These past five years, I've felt like an old lion with a zoo being built around me. And I'm only 35 years old.

And what role will independent bookstores play in all of this? Will indies disappear like 8-tracks and cassette tapes, nostalgic vestiges of the past, or will they stay small and viable like vinyl? What will happen as books are self-published and marketed through social media and micro-blogging, as a Facebook "like" takes precedent over all else?

It's hard to tell.

But we still know one thing. As readers continue to read, they will find authors and titles they love. And when they love something, they'll put that something into the hands of a friend or family member. They'll say, "Ooh, this is SO good. You have to read it."

As long as bookstores exist, people will keep buying books because the person next to them puts it in their hands. Literally. As Sherman Alexie writes in "Superman and Me": "Books," I tell them. "Books."

Jamie Passaro, of the Pacific Northwest Booksellers Association, told me that she spent all of last summer hand-selling Lidia Yuknavitch's The Chronology of Water. Passaro had nothing to gain by selling that title. She didn't work for Hawthorne, the book's publisher, and PNBA got nothing out of the deal. But Passaro loved the work, put it directly in the hands of buyers over and over, and The Chronology of Water ended up winning the Readers Choice Award at the Oregon Book Awards.

Hand-selling may not lead to national bestseller status, and it may not even lead to an award, but as Ben LeRoy, the publisher of Tyrus Books says, when looking at Bookscan numbers, "It's all about keeping the book alive."

Most books die (stop selling) within six months of publication. Hand-selling even ten copies a month keeps the book out there, keeps people reading, keeps people talking.

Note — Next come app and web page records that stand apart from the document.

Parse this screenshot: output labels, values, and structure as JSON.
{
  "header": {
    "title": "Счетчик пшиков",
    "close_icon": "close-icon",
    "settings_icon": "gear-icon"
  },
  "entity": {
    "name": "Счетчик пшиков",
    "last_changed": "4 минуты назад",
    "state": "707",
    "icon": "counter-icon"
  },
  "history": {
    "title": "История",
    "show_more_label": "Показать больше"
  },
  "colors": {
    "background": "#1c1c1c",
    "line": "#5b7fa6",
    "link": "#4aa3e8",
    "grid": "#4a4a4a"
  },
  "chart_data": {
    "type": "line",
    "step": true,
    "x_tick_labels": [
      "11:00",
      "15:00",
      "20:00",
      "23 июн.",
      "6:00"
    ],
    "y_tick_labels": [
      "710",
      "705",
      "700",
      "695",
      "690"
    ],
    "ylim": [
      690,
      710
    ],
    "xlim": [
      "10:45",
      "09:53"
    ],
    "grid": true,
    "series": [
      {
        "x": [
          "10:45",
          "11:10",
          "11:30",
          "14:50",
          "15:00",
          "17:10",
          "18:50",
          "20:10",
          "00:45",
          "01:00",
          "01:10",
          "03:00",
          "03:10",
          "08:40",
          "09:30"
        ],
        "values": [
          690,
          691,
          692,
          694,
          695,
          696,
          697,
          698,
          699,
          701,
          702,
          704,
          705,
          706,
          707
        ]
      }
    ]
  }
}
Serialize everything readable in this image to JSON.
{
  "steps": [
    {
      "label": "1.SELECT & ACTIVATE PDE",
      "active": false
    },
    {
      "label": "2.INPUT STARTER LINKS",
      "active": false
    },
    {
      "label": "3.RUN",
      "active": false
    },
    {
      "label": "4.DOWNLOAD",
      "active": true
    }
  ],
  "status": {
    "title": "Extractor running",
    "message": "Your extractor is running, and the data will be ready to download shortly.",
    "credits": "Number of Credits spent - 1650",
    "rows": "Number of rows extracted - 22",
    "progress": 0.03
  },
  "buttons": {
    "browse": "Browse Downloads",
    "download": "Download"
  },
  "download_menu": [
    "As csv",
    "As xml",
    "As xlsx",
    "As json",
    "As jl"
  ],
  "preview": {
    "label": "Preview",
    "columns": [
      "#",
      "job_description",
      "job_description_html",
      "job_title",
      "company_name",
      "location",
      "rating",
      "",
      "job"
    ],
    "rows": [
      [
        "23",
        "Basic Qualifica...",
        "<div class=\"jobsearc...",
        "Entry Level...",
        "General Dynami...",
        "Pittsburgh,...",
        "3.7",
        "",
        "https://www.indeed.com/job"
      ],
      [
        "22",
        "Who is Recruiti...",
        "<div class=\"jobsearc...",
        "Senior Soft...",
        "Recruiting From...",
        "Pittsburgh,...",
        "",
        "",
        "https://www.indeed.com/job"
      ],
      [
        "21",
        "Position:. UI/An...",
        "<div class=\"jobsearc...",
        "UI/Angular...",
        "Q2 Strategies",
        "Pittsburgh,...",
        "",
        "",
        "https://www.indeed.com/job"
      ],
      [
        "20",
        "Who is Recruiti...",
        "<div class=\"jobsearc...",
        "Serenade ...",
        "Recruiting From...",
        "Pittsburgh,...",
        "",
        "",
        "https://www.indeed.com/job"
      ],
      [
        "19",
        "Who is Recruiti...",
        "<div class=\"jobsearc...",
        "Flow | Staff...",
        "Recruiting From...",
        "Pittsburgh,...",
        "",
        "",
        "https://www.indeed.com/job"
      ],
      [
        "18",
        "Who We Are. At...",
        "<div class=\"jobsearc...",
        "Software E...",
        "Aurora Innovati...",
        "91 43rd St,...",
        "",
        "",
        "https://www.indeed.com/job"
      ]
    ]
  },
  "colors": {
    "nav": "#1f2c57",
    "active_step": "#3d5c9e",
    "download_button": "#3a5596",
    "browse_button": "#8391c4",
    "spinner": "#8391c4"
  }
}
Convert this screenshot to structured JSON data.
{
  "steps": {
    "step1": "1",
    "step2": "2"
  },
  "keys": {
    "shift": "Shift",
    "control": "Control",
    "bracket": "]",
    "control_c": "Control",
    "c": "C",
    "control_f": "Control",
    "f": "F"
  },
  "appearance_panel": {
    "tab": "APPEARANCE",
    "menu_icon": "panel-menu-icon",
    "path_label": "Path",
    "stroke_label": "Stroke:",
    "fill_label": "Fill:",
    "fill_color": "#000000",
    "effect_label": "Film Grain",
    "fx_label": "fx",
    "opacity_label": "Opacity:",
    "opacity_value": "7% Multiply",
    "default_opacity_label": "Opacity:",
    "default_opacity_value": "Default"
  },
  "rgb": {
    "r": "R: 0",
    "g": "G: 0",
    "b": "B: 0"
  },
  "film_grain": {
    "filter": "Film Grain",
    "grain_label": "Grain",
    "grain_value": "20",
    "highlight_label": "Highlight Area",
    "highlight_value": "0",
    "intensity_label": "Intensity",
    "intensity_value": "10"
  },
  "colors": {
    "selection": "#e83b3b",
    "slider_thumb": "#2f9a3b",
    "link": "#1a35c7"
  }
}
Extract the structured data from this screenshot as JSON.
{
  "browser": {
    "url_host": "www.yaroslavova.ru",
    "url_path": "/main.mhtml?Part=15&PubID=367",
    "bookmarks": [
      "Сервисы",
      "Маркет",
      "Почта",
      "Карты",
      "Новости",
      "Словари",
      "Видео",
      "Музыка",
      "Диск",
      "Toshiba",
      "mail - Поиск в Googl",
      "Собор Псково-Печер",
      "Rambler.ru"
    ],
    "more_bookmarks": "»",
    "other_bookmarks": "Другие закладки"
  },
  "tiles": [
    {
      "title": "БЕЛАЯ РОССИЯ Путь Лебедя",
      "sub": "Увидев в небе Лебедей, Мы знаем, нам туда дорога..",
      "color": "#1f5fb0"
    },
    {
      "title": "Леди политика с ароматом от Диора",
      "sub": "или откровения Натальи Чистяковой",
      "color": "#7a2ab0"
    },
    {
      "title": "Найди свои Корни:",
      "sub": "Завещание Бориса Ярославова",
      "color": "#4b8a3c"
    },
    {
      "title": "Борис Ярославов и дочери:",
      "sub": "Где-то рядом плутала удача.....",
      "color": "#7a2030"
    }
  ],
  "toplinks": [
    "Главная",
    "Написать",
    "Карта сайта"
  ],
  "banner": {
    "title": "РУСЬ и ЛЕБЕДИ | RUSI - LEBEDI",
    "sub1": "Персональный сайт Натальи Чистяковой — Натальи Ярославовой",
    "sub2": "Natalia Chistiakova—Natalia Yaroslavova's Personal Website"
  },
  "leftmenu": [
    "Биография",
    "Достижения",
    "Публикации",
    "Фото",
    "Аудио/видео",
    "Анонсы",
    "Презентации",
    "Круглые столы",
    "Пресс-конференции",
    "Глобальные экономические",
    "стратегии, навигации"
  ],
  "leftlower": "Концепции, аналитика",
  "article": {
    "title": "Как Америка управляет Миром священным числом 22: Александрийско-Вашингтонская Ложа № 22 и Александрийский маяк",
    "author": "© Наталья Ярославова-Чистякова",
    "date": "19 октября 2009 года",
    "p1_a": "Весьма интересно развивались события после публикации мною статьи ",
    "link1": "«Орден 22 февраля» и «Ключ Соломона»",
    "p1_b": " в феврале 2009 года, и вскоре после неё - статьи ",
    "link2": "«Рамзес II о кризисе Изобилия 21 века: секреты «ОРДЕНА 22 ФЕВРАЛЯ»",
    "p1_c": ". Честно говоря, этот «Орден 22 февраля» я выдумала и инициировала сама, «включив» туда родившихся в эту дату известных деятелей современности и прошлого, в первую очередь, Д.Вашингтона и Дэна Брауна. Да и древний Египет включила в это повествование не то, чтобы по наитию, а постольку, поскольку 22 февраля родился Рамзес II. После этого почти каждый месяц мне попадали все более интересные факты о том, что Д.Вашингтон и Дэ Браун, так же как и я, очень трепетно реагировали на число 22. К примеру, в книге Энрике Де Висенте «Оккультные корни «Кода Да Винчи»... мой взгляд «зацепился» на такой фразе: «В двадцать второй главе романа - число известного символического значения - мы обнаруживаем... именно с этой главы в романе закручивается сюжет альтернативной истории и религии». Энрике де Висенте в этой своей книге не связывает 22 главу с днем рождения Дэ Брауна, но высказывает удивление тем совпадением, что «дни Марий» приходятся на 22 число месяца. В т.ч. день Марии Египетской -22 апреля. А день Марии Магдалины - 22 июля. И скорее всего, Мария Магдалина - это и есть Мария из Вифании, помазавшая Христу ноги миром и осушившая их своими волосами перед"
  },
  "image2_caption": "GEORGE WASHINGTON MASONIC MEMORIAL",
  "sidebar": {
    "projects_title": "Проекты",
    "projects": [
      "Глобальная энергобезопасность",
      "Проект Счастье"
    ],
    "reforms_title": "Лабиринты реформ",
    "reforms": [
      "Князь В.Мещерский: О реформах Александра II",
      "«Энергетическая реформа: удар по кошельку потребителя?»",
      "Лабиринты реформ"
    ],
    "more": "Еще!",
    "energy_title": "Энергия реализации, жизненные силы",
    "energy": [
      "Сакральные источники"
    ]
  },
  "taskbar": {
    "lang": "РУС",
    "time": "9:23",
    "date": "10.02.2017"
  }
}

So if I'm going to hand-sell a book, where do I start. Do I start with my favorite novels or short-story collections? Do I sell something well-known like Hemingway's collected Nick Adams stories? Or do I consider what might be the hardest type of book to sell to the general public? Something obscure and extremely literary.

I'll tell you what I hand-sold this last year, to many different types of people: Dismantling the Hills, by Michael McGriff.

A lot of readers will say, "Huh?" Michael who? But that just means they haven't read him yet. McGriff is by no means unknown. He won a Michener Fellowship. A Stegner Fellowship. A Ruth Lilly. His first book won the Agnes Lynch Starrett Poetry Prize, and his recent release, Home Burial, was reviewed in the New York Times.

In his NYT review, Jeff Gordinier writes about McGriff's characters: "In the hands of a less capable poet, their fates would feel almost too grim to bear, but McGriff chronicles their dissolution -- and the dissolution of the landscape they come from -- with language that manages to be simultaneously spare, cinematic and tactile."

Spare, cinematic and tactile. That's sounds good, right? I want to read those poems, want to hear those stories.

I would add that McGriff is imagistically brutal while maintaining a rare love for all things.
His "Brief Elegy on the Tip of a Match" and then the longer "The Last Temptation of Christ" are brilliant, forcing the reader to consider new possibilities, a shifting of perspective. One of my favorite poems, "Iron," has the specific:

where we held our little breaths and each other,
passing the spell of invisibility between us.
Five years later, you brought your father's
hunting knife to school and stabbed Danielle Carson
in the hip and I never saw you again

And the allusive in the same poem:

of a woman who asked for nothing. Tomorrow night
she'll lead armies, in a few more she'll burn at the stake
and silver birds will rise from her mouth. This is the book
of the universe, where iron is the last element
of a star's collapse and the moon retreats each moment
into oblivion. My blood fills with so much iron I'm pulled

This narrative, two pages long, opens the book, and when I put it in the hands of the person next to me, it sells. I say, "Read the first two pages, and see what you think."